Prevention of exposure to the COVID-19 virus in the general population is an essential strategy to slow community transmission. This paper shares the experiences and challenges of community engagement in COVID-19 prevention in the Kilimanjaro region, Northern Tanzania implemented by our team from the Institute of Public Health (IPH), Kilimanjaro Christian Medical University College (KCMUCo) in collaboration with the COVID-19 response team in the Moshi Municipality. We conducted an education session with the COVID-19 response team and together brainstormed transmission hotspots and which interventions would be most feasible in their settings. The first hotspot identified was crowded local market spaces. Suggested interventions included targeted and mass public health education through the engagement of market opinion leaders, public announcements, and radio shows. We conducted participatory rural appraisal techniques to enable market vendors and clients to visualize two-meter distances and provided a prototype hand-washing facility that was foot operated. We found mass public health educational campaigns essential to inform and update the public about COVID-19 pandemic and to address rumors and misinformation, which hampers compliance with public health interventions. Coordinated efforts among stakeholders in the country are necessary to develop context-specific prevention and case management strategies following the national and international guidelines. Local ownership of recommended interventions is necessary to ensure compliance.
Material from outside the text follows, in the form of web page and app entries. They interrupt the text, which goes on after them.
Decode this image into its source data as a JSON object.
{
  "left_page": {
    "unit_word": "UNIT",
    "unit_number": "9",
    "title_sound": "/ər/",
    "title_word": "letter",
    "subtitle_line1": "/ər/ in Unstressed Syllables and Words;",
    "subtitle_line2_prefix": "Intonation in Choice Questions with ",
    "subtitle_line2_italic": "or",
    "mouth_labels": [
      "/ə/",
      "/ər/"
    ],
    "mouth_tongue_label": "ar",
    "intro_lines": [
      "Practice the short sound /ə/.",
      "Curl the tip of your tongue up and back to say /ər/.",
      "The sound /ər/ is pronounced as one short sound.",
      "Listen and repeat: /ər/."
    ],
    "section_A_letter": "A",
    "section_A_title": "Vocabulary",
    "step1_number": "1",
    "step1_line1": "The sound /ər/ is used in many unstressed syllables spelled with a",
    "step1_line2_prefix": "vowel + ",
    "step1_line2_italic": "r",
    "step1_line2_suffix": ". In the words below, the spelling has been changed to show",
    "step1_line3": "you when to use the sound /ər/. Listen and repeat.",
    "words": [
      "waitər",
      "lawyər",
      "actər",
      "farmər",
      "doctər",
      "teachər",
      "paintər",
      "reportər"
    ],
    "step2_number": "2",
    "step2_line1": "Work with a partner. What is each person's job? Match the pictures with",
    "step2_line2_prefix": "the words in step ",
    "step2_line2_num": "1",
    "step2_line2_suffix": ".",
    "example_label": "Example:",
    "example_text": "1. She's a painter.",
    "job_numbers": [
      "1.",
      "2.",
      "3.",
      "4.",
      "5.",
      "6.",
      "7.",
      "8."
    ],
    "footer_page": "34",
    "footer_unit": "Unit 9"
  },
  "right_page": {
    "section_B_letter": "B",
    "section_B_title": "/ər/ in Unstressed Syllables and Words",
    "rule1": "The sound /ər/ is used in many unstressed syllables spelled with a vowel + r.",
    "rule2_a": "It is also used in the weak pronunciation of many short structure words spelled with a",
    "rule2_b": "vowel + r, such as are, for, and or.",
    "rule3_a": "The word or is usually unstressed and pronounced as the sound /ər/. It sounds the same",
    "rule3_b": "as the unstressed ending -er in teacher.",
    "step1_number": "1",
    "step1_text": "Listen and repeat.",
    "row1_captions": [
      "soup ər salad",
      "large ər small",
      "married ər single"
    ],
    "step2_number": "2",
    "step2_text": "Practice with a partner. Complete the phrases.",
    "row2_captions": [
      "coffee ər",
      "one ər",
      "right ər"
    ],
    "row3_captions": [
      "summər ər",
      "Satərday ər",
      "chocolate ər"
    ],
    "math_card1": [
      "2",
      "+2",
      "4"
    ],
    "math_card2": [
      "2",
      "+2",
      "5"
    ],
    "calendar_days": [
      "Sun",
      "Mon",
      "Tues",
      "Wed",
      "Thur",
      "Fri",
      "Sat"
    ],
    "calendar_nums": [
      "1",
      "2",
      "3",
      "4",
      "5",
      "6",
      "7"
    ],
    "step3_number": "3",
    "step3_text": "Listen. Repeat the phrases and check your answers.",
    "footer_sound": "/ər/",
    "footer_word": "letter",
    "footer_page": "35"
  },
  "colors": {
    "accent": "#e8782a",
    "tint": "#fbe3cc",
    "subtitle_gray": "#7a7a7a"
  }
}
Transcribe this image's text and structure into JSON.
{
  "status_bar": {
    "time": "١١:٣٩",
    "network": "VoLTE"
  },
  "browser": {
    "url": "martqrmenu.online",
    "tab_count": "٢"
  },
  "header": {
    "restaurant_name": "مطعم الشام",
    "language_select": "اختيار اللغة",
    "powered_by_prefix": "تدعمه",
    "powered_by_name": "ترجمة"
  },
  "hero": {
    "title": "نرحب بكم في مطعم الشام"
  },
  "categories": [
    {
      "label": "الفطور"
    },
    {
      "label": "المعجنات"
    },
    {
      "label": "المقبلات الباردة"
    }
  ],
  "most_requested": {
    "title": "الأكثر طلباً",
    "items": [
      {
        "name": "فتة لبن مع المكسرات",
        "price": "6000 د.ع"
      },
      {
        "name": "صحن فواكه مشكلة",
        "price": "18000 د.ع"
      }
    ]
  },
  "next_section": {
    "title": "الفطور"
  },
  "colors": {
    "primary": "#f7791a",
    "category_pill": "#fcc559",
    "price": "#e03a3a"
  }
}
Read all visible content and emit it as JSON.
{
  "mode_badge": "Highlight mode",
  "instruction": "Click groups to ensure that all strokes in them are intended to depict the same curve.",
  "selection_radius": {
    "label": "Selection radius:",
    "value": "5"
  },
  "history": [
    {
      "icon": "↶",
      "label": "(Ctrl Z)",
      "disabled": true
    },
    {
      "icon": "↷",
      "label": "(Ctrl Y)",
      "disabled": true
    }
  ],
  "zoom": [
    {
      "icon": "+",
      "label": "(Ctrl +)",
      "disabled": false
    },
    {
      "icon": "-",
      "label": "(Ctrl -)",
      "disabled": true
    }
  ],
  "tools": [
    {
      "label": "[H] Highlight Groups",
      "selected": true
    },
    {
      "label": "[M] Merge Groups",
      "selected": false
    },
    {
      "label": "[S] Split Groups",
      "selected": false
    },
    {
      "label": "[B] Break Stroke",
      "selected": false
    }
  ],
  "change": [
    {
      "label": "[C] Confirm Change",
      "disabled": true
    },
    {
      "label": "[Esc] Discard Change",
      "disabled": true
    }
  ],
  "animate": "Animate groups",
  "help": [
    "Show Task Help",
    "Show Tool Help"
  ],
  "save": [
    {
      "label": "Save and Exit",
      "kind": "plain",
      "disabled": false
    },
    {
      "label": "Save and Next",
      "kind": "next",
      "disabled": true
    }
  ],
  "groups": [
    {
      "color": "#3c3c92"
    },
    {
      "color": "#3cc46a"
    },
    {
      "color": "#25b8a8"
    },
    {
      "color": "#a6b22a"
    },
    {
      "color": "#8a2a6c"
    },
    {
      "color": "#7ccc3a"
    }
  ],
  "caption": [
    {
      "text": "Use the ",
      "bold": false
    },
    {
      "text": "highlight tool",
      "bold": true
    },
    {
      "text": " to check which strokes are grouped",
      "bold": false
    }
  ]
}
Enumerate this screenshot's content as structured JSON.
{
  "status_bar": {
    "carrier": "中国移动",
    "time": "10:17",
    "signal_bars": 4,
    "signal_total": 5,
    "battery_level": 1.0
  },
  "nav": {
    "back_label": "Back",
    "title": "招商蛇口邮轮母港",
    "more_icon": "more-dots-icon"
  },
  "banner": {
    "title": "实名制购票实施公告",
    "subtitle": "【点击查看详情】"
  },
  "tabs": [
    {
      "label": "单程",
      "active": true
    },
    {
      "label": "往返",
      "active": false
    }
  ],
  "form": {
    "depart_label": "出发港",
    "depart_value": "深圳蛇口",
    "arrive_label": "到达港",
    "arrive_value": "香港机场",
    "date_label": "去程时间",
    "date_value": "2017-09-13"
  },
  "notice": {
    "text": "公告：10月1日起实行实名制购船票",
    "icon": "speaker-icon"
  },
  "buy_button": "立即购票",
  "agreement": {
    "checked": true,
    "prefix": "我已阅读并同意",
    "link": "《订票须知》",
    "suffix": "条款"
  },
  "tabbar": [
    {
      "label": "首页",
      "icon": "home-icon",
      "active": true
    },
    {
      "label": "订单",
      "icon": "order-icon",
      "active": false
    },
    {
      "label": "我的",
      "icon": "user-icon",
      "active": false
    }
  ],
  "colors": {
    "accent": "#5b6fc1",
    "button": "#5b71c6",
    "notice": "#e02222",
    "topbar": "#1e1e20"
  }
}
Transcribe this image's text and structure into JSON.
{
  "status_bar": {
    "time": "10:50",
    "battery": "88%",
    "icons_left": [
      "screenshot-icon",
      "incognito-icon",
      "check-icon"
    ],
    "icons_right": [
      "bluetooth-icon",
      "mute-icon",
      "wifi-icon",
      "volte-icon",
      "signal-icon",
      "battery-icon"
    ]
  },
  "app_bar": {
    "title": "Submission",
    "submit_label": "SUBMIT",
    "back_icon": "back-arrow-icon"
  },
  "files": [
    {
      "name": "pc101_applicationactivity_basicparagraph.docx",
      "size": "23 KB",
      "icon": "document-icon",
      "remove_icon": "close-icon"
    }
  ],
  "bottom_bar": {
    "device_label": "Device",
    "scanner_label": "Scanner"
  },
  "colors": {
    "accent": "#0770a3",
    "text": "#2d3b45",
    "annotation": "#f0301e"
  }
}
Betacoronavirus , Communicable Disease Control/organization & administration , Community Participation , Coronavirus Infections/prevention & control , Pandemics/prevention & control , Pneumonia, Viral/prevention & control , COVID-19 , Coronavirus Infections/epidemiology , Coronavirus Infections/transmission , Hand Disinfection/instrumentation , Health Education/methods , Health Education/organization & administration , Humans , Intersectoral Collaboration , Leadership , Mass Media , Mobile Applications , Personal Protective Equipment , Pneumonia, Viral/epidemiology , Pneumonia, Viral/transmission , Private Facilities , Public Health , Rural Population , SARS-CoV-2 , Stakeholder Participation , Tanzania/epidemiology